The austerity campaign may also have benefited from the fact that it was conducted at a time of confrontation with the West. Domestic economic troubles could be blamed on malign foreign influences. Austerity was framed as self-defence, and the reality of Western sanctions reinforced the message. Even if the Russian public did not fully buy this line, at least the authorities had the opportunity to use the ‘fortress Russia’ narrative.
Russian economic policy has long been deeply concerned with what is termed ‘economic security’. Understandably, this concern intensified from 2014. And this preoccupation on the part of the elite – and among the defence and security elites in particular – also facilitated acceptance by the elite of a rigorous policy of financial prudence.
These specific security concerns were eventually codified in the Strategy of Economic Security of the Russian Federation to the Year 2030, published in May 2017. The strategy document defines economic security as the preservation of national sovereignty by defence against external and internal threats.
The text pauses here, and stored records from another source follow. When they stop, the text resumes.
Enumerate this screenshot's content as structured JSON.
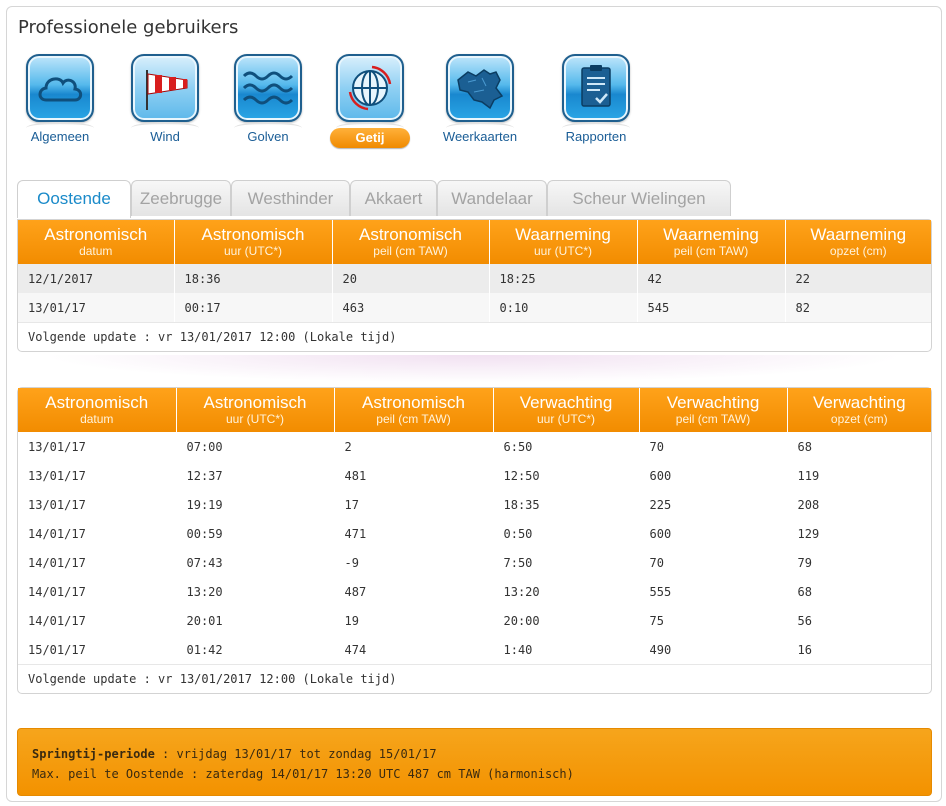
{
  "page_title": "Professionele gebruikers",
  "nav": [
    {
      "label": "Algemeen",
      "icon": "cloud-icon",
      "active": false
    },
    {
      "label": "Wind",
      "icon": "windsock-icon",
      "active": false
    },
    {
      "label": "Golven",
      "icon": "waves-icon",
      "active": false
    },
    {
      "label": "Getij",
      "icon": "globe-tide-icon",
      "active": true
    },
    {
      "label": "Weerkaarten",
      "icon": "belgium-map-icon",
      "active": false
    },
    {
      "label": "Rapporten",
      "icon": "report-icon",
      "active": false
    }
  ],
  "tabs": [
    "Oostende",
    "Zeebrugge",
    "Westhinder",
    "Akkaert",
    "Wandelaar",
    "Scheur Wielingen"
  ],
  "active_tab": "Oostende",
  "observations": {
    "headers": [
      {
        "title": "Astronomisch",
        "sub": "datum"
      },
      {
        "title": "Astronomisch",
        "sub": "uur (UTC*)"
      },
      {
        "title": "Astronomisch",
        "sub": "peil (cm TAW)"
      },
      {
        "title": "Waarneming",
        "sub": "uur (UTC*)"
      },
      {
        "title": "Waarneming",
        "sub": "peil (cm TAW)"
      },
      {
        "title": "Waarneming",
        "sub": "opzet (cm)"
      }
    ],
    "rows": [
      [
        "12/1/2017",
        "18:36",
        "20",
        "18:25",
        "42",
        "22"
      ],
      [
        "13/01/17",
        "00:17",
        "463",
        "0:10",
        "545",
        "82"
      ]
    ],
    "update": "Volgende update : vr 13/01/2017 12:00 (Lokale tijd)"
  },
  "forecast": {
    "headers": [
      {
        "title": "Astronomisch",
        "sub": "datum"
      },
      {
        "title": "Astronomisch",
        "sub": "uur (UTC*)"
      },
      {
        "title": "Astronomisch",
        "sub": "peil (cm TAW)"
      },
      {
        "title": "Verwachting",
        "sub": "uur (UTC*)"
      },
      {
        "title": "Verwachting",
        "sub": "peil (cm TAW)"
      },
      {
        "title": "Verwachting",
        "sub": "opzet (cm)"
      }
    ],
    "rows": [
      [
        "13/01/17",
        "07:00",
        "2",
        "6:50",
        "70",
        "68"
      ],
      [
        "13/01/17",
        "12:37",
        "481",
        "12:50",
        "600",
        "119"
      ],
      [
        "13/01/17",
        "19:19",
        "17",
        "18:35",
        "225",
        "208"
      ],
      [
        "14/01/17",
        "00:59",
        "471",
        "0:50",
        "600",
        "129"
      ],
      [
        "14/01/17",
        "07:43",
        "-9",
        "7:50",
        "70",
        "79"
      ],
      [
        "14/01/17",
        "13:20",
        "487",
        "13:20",
        "555",
        "68"
      ],
      [
        "14/01/17",
        "20:01",
        "19",
        "20:00",
        "75",
        "56"
      ],
      [
        "15/01/17",
        "01:42",
        "474",
        "1:40",
        "490",
        "16"
      ]
    ],
    "update": "Volgende update : vr 13/01/2017 12:00 (Lokale tijd)"
  },
  "info": {
    "label": "Springtij-periode",
    "line1_rest": " : vrijdag 13/01/17 tot zondag 15/01/17",
    "line2": "Max. peil te Oostende : zaterdag 14/01/17 13:20 UTC 487 cm TAW (harmonisch)"
  },
  "colors": {
    "accent_orange": "#f39200",
    "nav_blue": "#1a5d96",
    "tab_active": "#1a8ac9"
  }
}
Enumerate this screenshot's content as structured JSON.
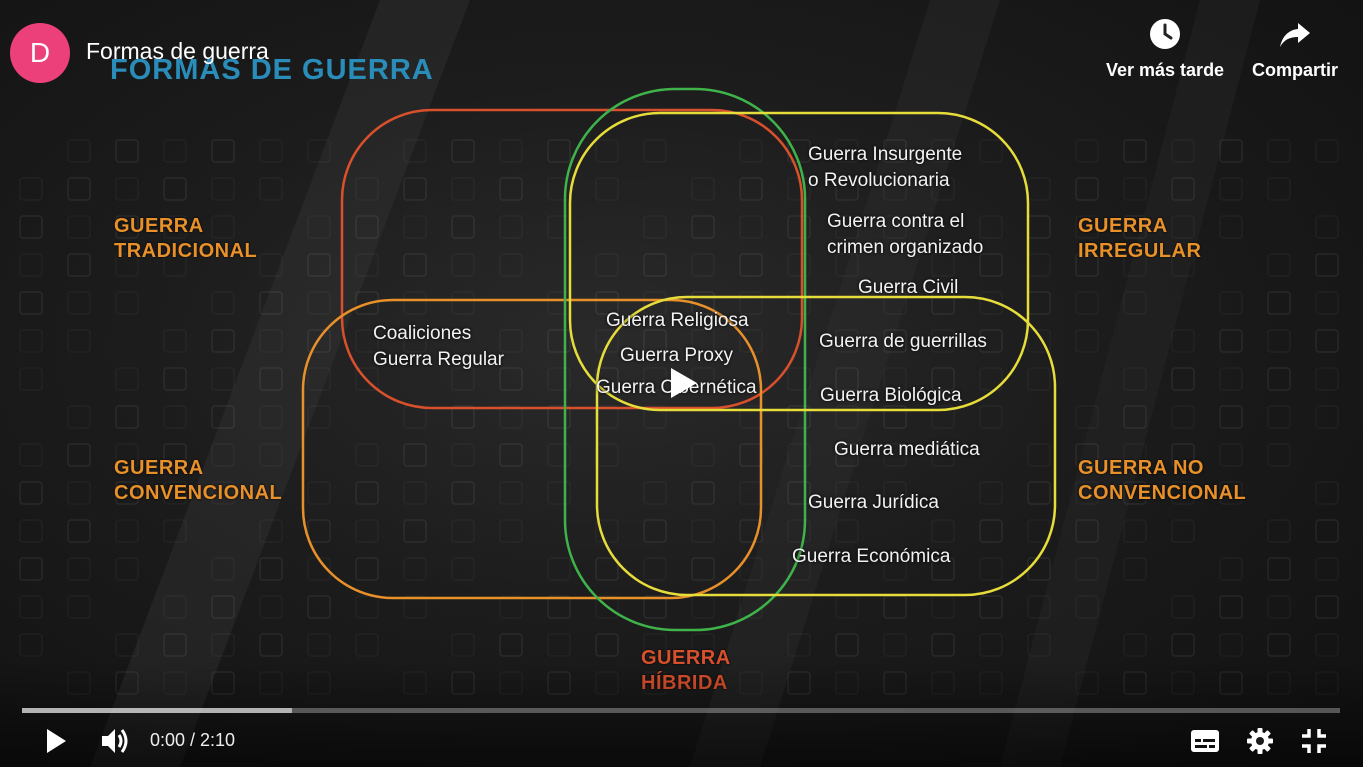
{
  "channel": {
    "avatar_letter": "D",
    "avatar_color": "#ec407a"
  },
  "video": {
    "title": "Formas de guerra"
  },
  "slide": {
    "title": "FORMAS DE GUERRA",
    "categories": {
      "tradicional": "GUERRA\nTRADICIONAL",
      "convencional": "GUERRA\nCONVENCIONAL",
      "irregular": "GUERRA\nIRREGULAR",
      "no_convencional": "GUERRA NO\nCONVENCIONAL",
      "hibrida": "GUERRA\nHÍBRIDA"
    },
    "items": {
      "coaliciones": "Coaliciones\nGuerra Regular",
      "insurgente": "Guerra Insurgente\no Revolucionaria",
      "crimen": "Guerra contra el\ncrimen organizado",
      "civil": "Guerra Civil",
      "religiosa": "Guerra Religiosa",
      "proxy": "Guerra Proxy",
      "cibernetica": "Guerra Cibernética",
      "guerrillas": "Guerra de guerrillas",
      "biologica": "Guerra Biológica",
      "mediatica": "Guerra mediática",
      "juridica": "Guerra Jurídica",
      "economica": "Guerra Económica"
    },
    "colors": {
      "tradicional": "#d9502c",
      "convencional": "#e8902a",
      "irregular": "#e6dc3a",
      "no_convencional": "#e6dc3a",
      "hibrida": "#3fb34a",
      "title": "#2a8cb8"
    }
  },
  "top_actions": {
    "watch_later": {
      "label": "Ver más tarde",
      "icon": "clock-icon"
    },
    "share": {
      "label": "Compartir",
      "icon": "share-arrow-icon"
    }
  },
  "controls": {
    "time_current": "0:00",
    "time_total": "2:10",
    "time_display": "0:00 / 2:10",
    "progress_buffered": 0.205,
    "play_icon": "play-icon",
    "volume_icon": "volume-icon",
    "subtitles_icon": "subtitles-icon",
    "settings_icon": "gear-icon",
    "exit_fullscreen_icon": "exit-fullscreen-icon"
  }
}
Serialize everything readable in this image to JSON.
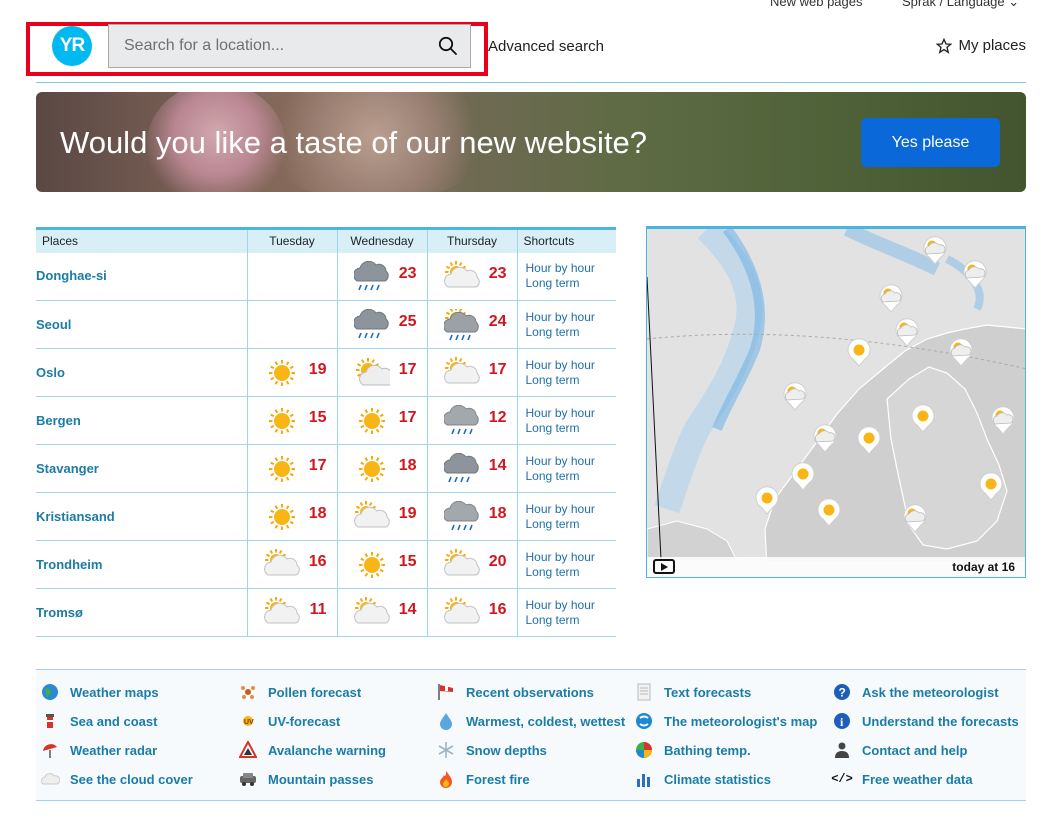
{
  "top_links": {
    "new_pages": "New web pages",
    "language": "Språk / Language"
  },
  "header": {
    "logo": "YR",
    "search_placeholder": "Search for a location...",
    "advanced_search": "Advanced search",
    "my_places": "My places"
  },
  "banner": {
    "title": "Would you like a taste of our new website?",
    "button": "Yes please"
  },
  "table": {
    "headers": [
      "Places",
      "Tuesday",
      "Wednesday",
      "Thursday",
      "Shortcuts"
    ],
    "shortcut_labels": [
      "Hour by hour",
      "Long term"
    ],
    "rows": [
      {
        "place": "Donghae-si",
        "days": [
          {
            "icon": "",
            "temp": ""
          },
          {
            "icon": "rain-cloud-icon",
            "temp": "23"
          },
          {
            "icon": "partly-sunny-icon",
            "temp": "23"
          }
        ]
      },
      {
        "place": "Seoul",
        "days": [
          {
            "icon": "",
            "temp": ""
          },
          {
            "icon": "rain-cloud-icon",
            "temp": "25"
          },
          {
            "icon": "sun-rain-cloud-icon",
            "temp": "24"
          }
        ]
      },
      {
        "place": "Oslo",
        "days": [
          {
            "icon": "sun-icon",
            "temp": "19"
          },
          {
            "icon": "sun-cloud-icon",
            "temp": "17"
          },
          {
            "icon": "partly-sunny-icon",
            "temp": "17"
          }
        ]
      },
      {
        "place": "Bergen",
        "days": [
          {
            "icon": "sun-icon",
            "temp": "15"
          },
          {
            "icon": "sun-icon",
            "temp": "17"
          },
          {
            "icon": "light-rain-icon",
            "temp": "12"
          }
        ]
      },
      {
        "place": "Stavanger",
        "days": [
          {
            "icon": "sun-icon",
            "temp": "17"
          },
          {
            "icon": "sun-icon",
            "temp": "18"
          },
          {
            "icon": "rain-cloud-icon",
            "temp": "14"
          }
        ]
      },
      {
        "place": "Kristiansand",
        "days": [
          {
            "icon": "sun-icon",
            "temp": "18"
          },
          {
            "icon": "partly-sunny-icon",
            "temp": "19"
          },
          {
            "icon": "light-rain-icon",
            "temp": "18"
          }
        ]
      },
      {
        "place": "Trondheim",
        "days": [
          {
            "icon": "partly-sunny-icon",
            "temp": "16"
          },
          {
            "icon": "sun-icon",
            "temp": "15"
          },
          {
            "icon": "partly-sunny-icon",
            "temp": "20"
          }
        ]
      },
      {
        "place": "Tromsø",
        "days": [
          {
            "icon": "partly-sunny-icon",
            "temp": "11"
          },
          {
            "icon": "partly-sunny-icon",
            "temp": "14"
          },
          {
            "icon": "partly-sunny-icon",
            "temp": "16"
          }
        ]
      }
    ]
  },
  "map": {
    "time_label": "today at 16"
  },
  "links": [
    [
      {
        "label": "Weather maps",
        "icon": "globe-icon"
      },
      {
        "label": "Sea and coast",
        "icon": "lighthouse-icon"
      },
      {
        "label": "Weather radar",
        "icon": "radar-icon"
      },
      {
        "label": "See the cloud cover",
        "icon": "cloud-icon"
      }
    ],
    [
      {
        "label": "Pollen forecast",
        "icon": "pollen-icon"
      },
      {
        "label": "UV-forecast",
        "icon": "uv-icon"
      },
      {
        "label": "Avalanche warning",
        "icon": "avalanche-icon"
      },
      {
        "label": "Mountain passes",
        "icon": "car-icon"
      }
    ],
    [
      {
        "label": "Recent observations",
        "icon": "windsock-icon"
      },
      {
        "label": "Warmest, coldest, wettest",
        "icon": "drop-icon"
      },
      {
        "label": "Snow depths",
        "icon": "snowflake-icon"
      },
      {
        "label": "Forest fire",
        "icon": "fire-icon"
      }
    ],
    [
      {
        "label": "Text forecasts",
        "icon": "document-icon"
      },
      {
        "label": "The meteorologist's map",
        "icon": "cyclone-icon"
      },
      {
        "label": "Bathing temp.",
        "icon": "beach-ball-icon"
      },
      {
        "label": "Climate statistics",
        "icon": "bar-chart-icon"
      }
    ],
    [
      {
        "label": "Ask the meteorologist",
        "icon": "question-icon"
      },
      {
        "label": "Understand the forecasts",
        "icon": "info-icon"
      },
      {
        "label": "Contact and help",
        "icon": "person-icon"
      },
      {
        "label": "Free weather data",
        "icon": "code-icon"
      }
    ]
  ]
}
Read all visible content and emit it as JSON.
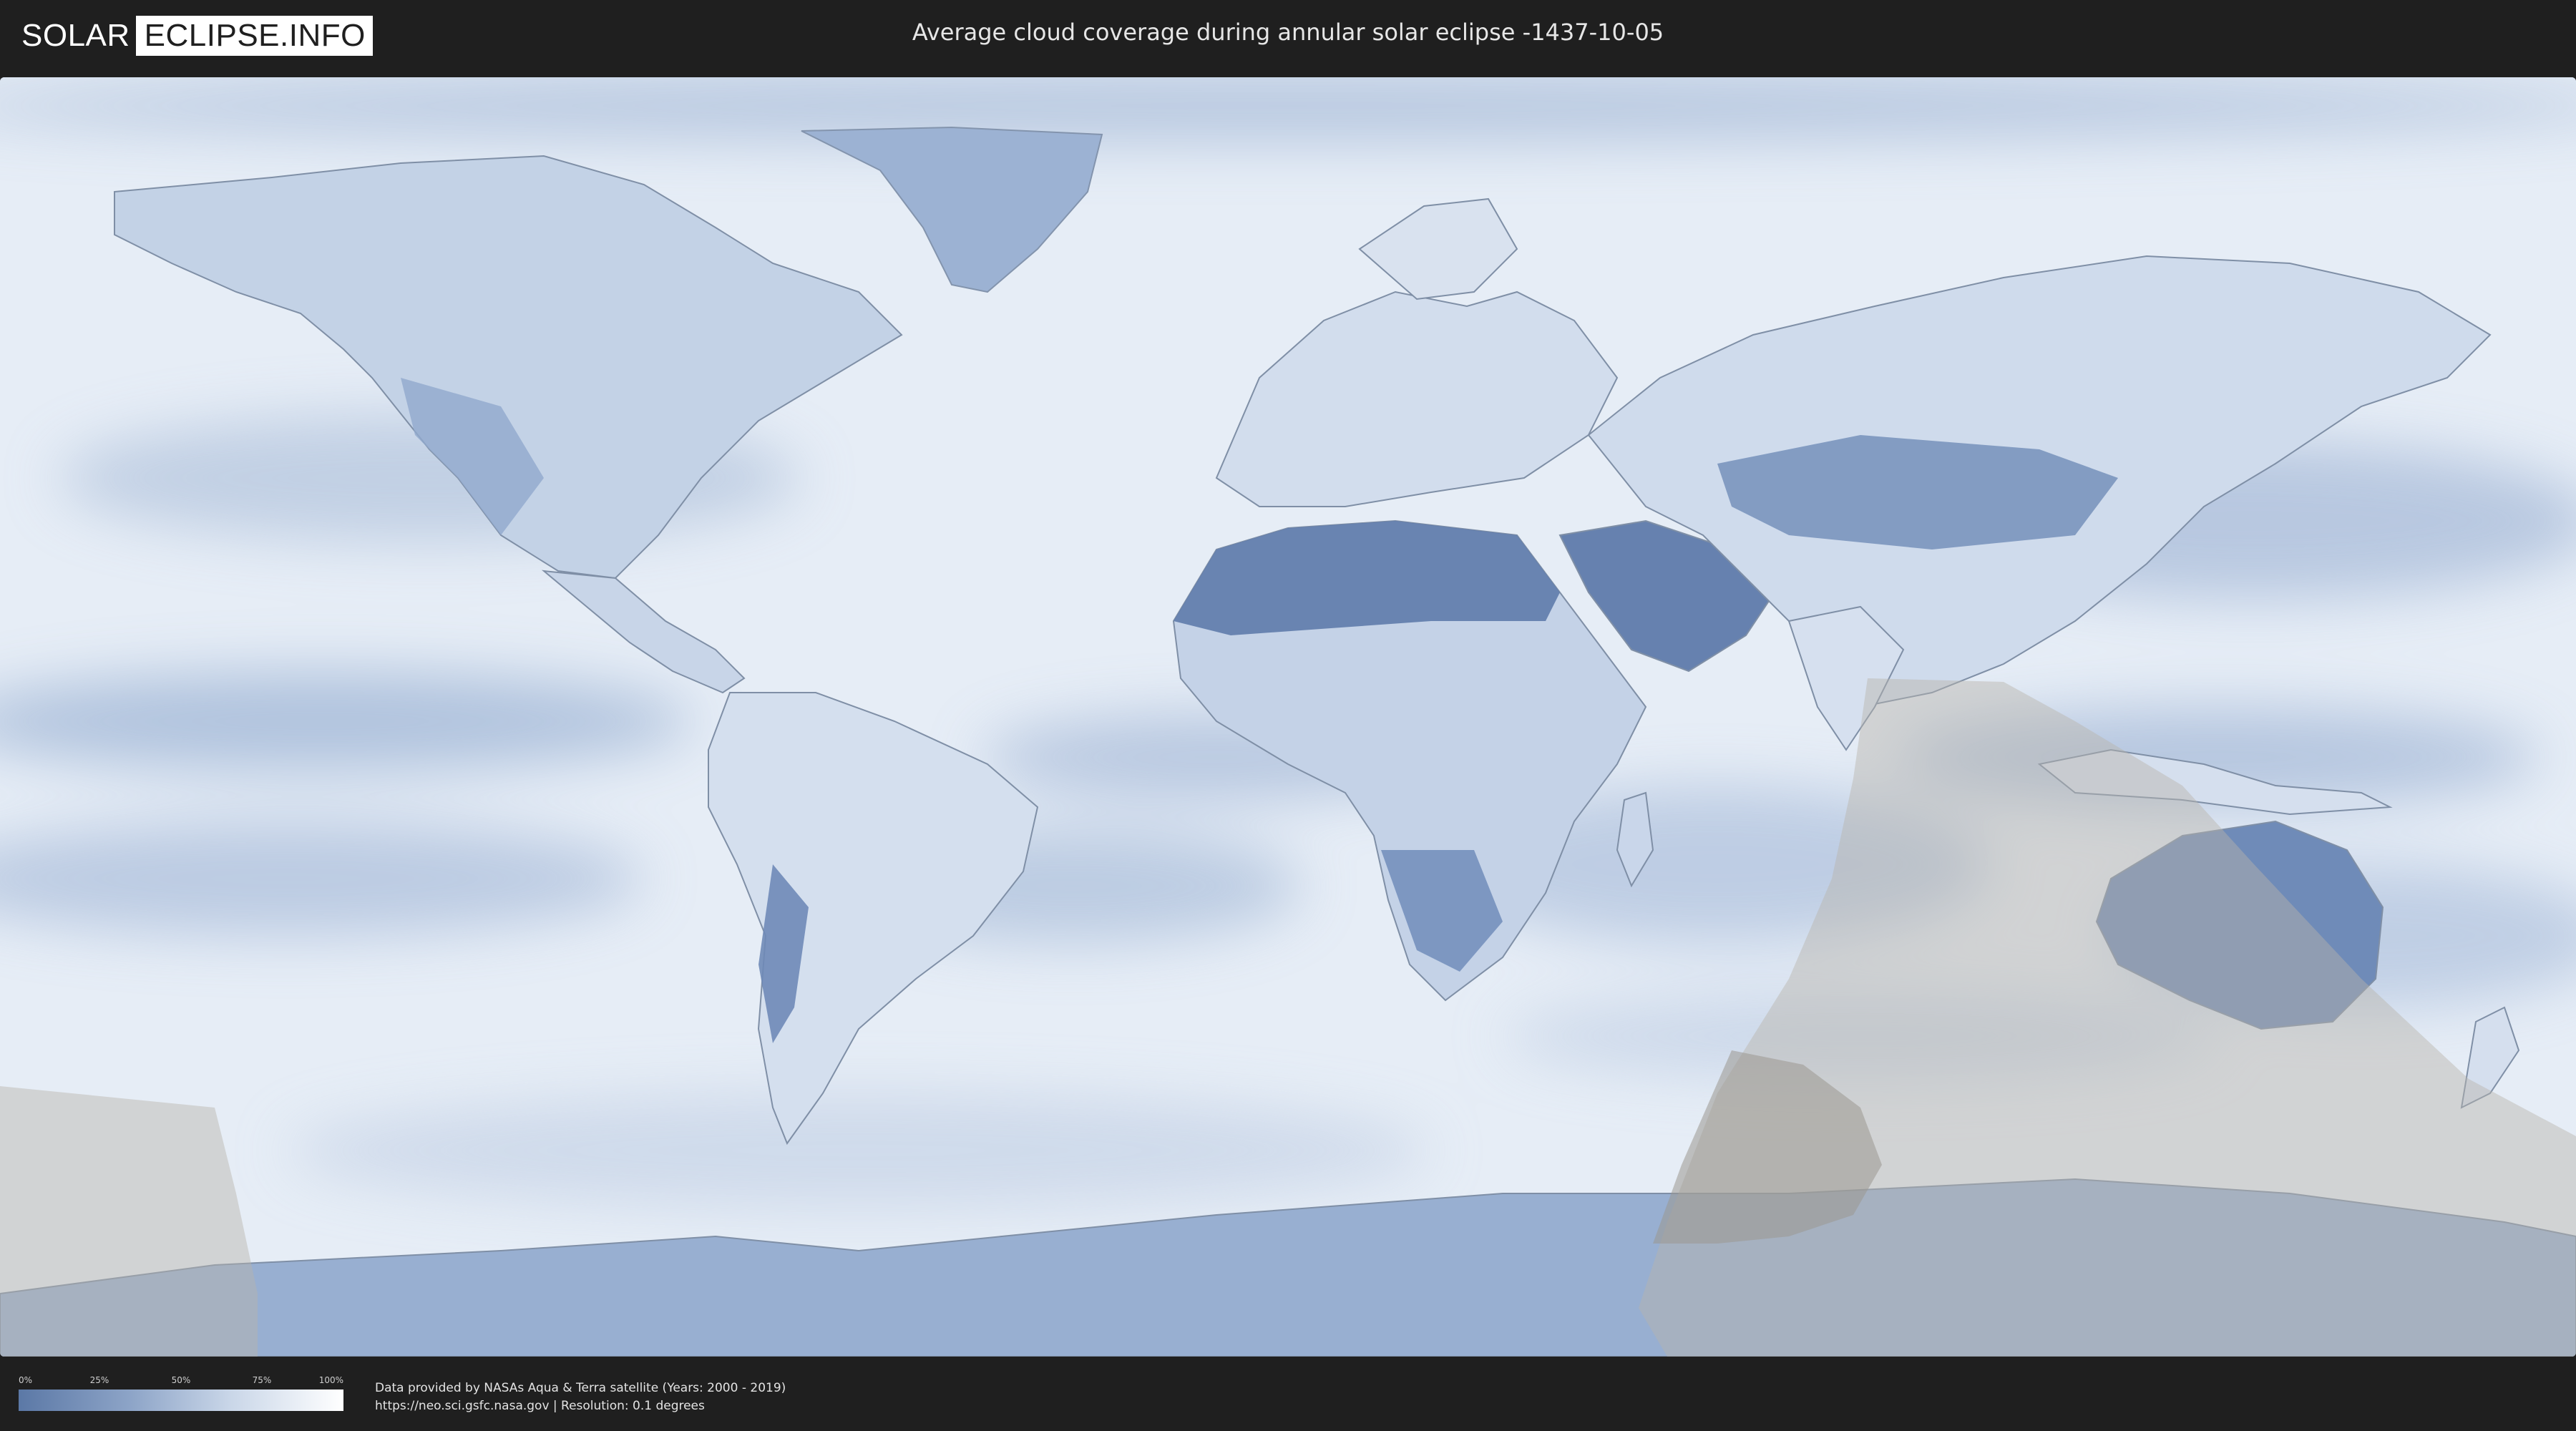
{
  "header": {
    "logo": {
      "part1": "SOLAR",
      "part2": "ECLIPSE.INFO"
    },
    "title": "Average cloud coverage during annular solar eclipse -1437-10-05"
  },
  "map": {
    "palette": {
      "ocean_light": "#eef3f9",
      "cloud_blue": "#8fa9cd",
      "dry_dark": "#6a86b3",
      "land_outline": "#7f8fa6",
      "eclipse_overlay": "#b9b4ab"
    }
  },
  "legend": {
    "ticks": [
      "0%",
      "25%",
      "50%",
      "75%",
      "100%"
    ],
    "gradient": [
      "#5b78a6",
      "#ffffff"
    ]
  },
  "credits": {
    "line1": "Data provided by NASAs Aqua & Terra satellite (Years: 2000 - 2019)",
    "line2": "https://neo.sci.gsfc.nasa.gov | Resolution: 0.1 degrees"
  }
}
Rosstat now publishes a list of 40 indicators of the state of economic security of the Russian Federation. Many of the indicators are of a very general sort: e.g. GDP growth; industrial output; inflation. Others are concerned with macro-stability: domestic state debt as a percentage of GDP (debt/GDP); external debt/GDP; the deficit [sic] of the federal budget/GDP; net capital inflows or outflows; reserves/imports; the share of imports in market supplies of food (there are also separate indicators of import-substitution). Others again reflect the concern with slow growth: Russian GDP as a share of world output in purchasing power parity terms; fixed investment/GDP; the percentage of the population officially defined as living in poverty. The list tells us that Russia’s economic security, in the eyes of the authorities, requires sustained growth at above the global average, and technological development as well as macroeconomic stability.